|Babylonian Bridal Auction|
Sunday, December 6, 2015
History of the Wedding Contracts
While stories of star-struck lovers getting married make for good tales, historically marriage had little to do with love. In ancient times, marriage was more like a business deal. According to Stephanie Coontz, the author of Marriage, a History: How Love Conquered Marriage, "It was a way of getting in-laws, of making alliances and expanding the family labor force."
Marriage is an ancient institution with the first recorded evidence of marriage contracts and ceremonies dating back 4,000 years in Mesopotamia. It was an institution that primarily regulated property rights and political privileges and contracts reflected that. In that ancient world marriage primarily served to preserve power.
Kings and others of the ruling class married off daughters to build alliances, acquire land, and produce legitimate heirs. These deals were basically business mergers, the forging of military coalitions, or the finalizing of peace treaties. It was seen as a way to build strategic alliances between families. Those getting married often had no say "no" in the matter even in marriages between the lower class. In those cases, the purpose of marriage was to choose a marriage partner with a good work ethic, strength, skills and robust health – and to produce heirs. If they had adjoining plots of land that was a real bonus.
For most of history love played no part in marriage because it was considered too serious a matter to be based on such a frail emotion. In ancient Mesopotamia arranged marriages were the standard. Often the bride and groom had never even met. In some cases bridal auctions were held and women were sold to the highest bidder. Economically, marriage filled the role that banks and markets do today. It organized and transferred property and gave individuals access to new workers for the family business.

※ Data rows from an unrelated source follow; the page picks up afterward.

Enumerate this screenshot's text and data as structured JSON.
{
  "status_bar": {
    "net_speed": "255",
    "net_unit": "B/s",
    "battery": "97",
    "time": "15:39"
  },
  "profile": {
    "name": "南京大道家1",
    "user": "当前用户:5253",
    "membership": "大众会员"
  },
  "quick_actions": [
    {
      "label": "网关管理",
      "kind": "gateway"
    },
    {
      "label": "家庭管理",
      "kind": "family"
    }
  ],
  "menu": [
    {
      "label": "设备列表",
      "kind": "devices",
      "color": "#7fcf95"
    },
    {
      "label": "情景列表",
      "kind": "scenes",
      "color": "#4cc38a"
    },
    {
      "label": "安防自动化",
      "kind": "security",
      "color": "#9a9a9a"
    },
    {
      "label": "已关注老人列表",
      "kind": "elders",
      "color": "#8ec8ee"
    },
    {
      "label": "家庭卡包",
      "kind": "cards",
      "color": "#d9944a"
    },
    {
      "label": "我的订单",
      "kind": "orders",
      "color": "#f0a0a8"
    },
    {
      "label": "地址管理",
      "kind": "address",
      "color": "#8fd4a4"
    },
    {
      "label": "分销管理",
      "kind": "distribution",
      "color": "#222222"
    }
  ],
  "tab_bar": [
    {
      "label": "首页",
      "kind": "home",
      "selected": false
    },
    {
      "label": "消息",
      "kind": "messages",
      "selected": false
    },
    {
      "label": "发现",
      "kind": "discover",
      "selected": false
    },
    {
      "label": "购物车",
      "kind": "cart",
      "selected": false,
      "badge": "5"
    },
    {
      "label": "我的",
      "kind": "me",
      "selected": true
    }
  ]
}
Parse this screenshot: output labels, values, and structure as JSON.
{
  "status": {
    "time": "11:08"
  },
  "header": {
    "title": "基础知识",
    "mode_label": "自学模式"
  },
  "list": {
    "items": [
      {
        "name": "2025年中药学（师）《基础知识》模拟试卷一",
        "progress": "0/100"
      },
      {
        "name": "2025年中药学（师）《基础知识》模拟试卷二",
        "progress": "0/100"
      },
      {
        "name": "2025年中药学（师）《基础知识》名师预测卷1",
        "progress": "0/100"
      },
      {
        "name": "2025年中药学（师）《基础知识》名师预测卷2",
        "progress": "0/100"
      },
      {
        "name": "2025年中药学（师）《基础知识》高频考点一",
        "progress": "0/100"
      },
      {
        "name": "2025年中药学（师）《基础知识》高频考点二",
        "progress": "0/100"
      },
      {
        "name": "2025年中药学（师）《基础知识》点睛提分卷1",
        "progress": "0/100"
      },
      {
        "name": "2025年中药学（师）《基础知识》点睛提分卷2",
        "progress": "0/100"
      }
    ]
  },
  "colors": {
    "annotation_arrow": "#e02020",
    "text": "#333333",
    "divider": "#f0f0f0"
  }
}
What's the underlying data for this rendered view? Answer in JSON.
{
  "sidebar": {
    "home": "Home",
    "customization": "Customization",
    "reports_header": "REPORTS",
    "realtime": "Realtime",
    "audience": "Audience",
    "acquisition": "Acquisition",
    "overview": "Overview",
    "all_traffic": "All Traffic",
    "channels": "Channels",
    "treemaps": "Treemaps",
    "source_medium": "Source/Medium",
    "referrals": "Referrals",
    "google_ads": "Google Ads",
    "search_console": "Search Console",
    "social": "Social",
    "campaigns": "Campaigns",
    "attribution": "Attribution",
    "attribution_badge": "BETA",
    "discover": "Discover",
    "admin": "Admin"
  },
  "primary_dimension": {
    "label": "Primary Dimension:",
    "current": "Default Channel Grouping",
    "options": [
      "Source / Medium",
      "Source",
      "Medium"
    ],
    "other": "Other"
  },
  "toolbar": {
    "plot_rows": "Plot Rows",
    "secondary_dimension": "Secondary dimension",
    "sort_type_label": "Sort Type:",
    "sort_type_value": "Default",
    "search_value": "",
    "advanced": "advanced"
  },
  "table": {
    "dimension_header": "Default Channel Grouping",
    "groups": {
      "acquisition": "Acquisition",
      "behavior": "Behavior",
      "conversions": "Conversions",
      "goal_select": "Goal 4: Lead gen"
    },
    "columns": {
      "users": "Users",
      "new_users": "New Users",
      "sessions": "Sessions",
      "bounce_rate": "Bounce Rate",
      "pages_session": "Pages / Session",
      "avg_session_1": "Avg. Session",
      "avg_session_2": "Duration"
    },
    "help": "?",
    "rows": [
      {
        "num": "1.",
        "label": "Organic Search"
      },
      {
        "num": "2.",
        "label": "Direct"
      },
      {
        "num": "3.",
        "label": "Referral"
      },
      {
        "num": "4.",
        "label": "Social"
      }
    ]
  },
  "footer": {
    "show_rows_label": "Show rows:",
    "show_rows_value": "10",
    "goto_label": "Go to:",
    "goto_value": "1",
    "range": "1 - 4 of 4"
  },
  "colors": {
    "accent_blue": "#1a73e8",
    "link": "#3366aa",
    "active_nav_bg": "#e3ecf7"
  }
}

This is also where the dowry came into play. Until the late eighteenth century, the marriage dowry was the largest amount of cash or movable goods a man would acquire in his lifetime. As a result, men were often more interested in the dowry than the bride.
The "widow's third" was a part of the marriage contract that guaranteed European women that upon their husband's death she would be provided for.
I'm not saying love was never part of marriage in ancient times, it just wasn't the norm and was definitely not necessary. Until the late 18th century, parents had the right to arrange their children's marriages and could dissolve a marriage if it happened without their permission.